The expected output is each line below containing "false", copied in full.
[[ Extracted information open ]]
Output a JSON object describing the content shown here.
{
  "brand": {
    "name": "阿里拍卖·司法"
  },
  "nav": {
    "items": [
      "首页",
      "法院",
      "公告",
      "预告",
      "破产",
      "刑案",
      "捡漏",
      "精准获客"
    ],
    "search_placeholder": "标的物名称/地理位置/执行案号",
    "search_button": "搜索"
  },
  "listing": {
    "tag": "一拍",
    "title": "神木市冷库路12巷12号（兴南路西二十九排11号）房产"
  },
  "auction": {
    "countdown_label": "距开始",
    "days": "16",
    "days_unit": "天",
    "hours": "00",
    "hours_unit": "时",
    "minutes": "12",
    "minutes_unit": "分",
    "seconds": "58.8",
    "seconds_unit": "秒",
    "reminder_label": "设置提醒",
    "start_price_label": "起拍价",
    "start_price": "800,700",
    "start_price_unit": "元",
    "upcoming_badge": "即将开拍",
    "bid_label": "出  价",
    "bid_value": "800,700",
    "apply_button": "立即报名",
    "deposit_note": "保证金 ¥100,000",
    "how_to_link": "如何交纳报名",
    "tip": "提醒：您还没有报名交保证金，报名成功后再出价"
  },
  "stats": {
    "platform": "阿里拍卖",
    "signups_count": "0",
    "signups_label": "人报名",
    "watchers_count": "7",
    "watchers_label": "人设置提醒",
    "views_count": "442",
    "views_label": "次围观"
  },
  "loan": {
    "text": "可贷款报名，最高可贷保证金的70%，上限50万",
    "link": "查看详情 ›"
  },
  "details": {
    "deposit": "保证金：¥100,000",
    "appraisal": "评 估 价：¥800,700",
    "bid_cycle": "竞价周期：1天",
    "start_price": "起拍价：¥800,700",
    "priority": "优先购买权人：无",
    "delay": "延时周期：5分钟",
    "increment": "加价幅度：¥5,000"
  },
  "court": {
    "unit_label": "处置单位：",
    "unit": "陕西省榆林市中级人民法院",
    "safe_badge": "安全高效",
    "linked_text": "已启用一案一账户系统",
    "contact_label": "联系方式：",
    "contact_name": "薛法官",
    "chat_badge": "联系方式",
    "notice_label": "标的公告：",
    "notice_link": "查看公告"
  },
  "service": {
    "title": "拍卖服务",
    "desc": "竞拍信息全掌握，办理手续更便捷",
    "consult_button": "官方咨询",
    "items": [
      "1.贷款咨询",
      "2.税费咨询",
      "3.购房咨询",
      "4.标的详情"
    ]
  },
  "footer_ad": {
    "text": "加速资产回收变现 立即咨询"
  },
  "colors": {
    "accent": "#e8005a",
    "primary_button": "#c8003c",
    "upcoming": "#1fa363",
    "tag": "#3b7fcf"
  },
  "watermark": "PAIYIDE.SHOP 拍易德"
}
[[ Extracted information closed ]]
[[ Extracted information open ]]
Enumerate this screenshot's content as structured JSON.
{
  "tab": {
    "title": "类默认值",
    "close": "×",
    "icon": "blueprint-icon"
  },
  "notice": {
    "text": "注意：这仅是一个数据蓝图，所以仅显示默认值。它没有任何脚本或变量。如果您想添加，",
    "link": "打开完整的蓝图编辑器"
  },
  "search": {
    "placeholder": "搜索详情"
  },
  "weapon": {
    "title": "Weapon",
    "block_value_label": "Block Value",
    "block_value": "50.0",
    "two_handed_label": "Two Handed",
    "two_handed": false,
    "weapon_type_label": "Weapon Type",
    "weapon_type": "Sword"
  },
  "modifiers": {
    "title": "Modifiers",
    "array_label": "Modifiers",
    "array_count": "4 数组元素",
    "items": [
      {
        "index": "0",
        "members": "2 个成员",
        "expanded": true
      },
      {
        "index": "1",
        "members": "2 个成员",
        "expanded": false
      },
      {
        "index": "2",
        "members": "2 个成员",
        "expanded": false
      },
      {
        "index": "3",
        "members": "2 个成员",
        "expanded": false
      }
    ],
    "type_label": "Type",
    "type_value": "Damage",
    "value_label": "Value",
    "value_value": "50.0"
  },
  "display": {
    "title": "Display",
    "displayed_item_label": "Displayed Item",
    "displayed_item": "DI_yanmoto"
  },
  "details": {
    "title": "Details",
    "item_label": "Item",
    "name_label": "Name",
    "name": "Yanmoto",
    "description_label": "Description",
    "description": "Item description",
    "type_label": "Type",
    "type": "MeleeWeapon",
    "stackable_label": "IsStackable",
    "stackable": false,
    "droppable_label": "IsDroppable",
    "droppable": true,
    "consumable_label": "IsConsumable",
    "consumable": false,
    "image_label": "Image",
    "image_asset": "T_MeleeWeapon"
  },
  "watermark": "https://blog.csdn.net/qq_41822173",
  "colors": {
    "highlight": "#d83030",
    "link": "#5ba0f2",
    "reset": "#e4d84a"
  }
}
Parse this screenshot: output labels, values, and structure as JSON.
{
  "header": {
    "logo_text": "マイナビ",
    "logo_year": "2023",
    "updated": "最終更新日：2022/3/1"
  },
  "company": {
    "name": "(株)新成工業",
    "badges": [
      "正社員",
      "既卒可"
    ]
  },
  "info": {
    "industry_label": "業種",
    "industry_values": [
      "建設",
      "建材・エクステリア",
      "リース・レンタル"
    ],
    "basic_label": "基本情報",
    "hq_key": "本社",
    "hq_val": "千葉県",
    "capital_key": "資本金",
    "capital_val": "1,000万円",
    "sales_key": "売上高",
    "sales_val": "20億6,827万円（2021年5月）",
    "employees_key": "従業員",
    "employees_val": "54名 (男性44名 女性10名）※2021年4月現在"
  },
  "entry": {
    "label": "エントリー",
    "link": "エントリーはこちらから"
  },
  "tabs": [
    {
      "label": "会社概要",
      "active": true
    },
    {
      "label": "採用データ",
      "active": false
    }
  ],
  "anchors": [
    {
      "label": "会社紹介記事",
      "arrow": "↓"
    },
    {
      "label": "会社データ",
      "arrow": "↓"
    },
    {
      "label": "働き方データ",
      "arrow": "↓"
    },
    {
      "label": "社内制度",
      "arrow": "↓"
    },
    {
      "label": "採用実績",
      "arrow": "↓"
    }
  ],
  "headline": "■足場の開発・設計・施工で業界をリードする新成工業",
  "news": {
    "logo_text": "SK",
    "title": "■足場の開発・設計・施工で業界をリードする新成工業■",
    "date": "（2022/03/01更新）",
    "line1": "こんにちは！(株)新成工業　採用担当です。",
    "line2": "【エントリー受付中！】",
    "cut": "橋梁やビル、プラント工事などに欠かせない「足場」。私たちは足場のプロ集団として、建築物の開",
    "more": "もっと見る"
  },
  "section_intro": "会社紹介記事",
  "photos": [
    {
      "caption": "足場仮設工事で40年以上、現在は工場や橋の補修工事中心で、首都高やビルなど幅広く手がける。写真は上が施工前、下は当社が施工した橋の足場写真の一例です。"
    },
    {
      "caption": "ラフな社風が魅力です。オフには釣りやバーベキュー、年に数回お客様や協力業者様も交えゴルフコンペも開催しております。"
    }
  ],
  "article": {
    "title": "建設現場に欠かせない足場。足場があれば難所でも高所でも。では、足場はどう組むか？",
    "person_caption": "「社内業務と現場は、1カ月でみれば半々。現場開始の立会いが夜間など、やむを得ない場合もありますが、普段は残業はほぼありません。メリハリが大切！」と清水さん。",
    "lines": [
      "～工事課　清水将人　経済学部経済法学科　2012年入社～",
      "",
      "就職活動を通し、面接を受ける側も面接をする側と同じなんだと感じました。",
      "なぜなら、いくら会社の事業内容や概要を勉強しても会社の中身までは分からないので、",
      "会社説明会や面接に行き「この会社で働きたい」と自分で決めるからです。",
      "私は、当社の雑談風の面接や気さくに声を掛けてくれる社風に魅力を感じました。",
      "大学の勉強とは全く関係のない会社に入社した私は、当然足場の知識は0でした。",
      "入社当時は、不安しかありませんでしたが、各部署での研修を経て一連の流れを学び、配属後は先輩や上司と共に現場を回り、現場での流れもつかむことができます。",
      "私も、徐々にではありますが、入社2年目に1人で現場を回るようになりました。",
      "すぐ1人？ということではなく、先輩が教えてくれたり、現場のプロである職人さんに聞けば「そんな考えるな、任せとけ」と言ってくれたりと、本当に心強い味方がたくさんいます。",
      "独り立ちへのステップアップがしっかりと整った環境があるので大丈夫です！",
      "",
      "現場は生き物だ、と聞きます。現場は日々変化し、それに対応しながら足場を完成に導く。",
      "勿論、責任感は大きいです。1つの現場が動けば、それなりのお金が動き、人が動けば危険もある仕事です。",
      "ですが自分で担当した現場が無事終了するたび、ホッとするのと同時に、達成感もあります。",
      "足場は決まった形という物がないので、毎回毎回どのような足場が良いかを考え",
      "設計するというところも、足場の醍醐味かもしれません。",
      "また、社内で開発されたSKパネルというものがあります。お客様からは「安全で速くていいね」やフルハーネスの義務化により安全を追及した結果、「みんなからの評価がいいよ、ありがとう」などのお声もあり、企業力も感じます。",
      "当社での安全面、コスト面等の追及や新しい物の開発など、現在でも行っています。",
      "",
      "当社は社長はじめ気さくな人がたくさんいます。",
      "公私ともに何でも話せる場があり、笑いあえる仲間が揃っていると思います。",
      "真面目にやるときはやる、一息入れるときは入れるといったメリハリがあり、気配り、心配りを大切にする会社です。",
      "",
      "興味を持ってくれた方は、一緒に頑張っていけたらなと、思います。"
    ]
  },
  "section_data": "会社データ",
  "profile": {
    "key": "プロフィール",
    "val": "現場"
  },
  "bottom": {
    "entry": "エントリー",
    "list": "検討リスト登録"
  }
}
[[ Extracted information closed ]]
**Exercise result:**
    "two_handed": false,
        "expanded": false
        "expanded": false
        "expanded": false
    "stackable": false,
    "consumable": false,
      "active": false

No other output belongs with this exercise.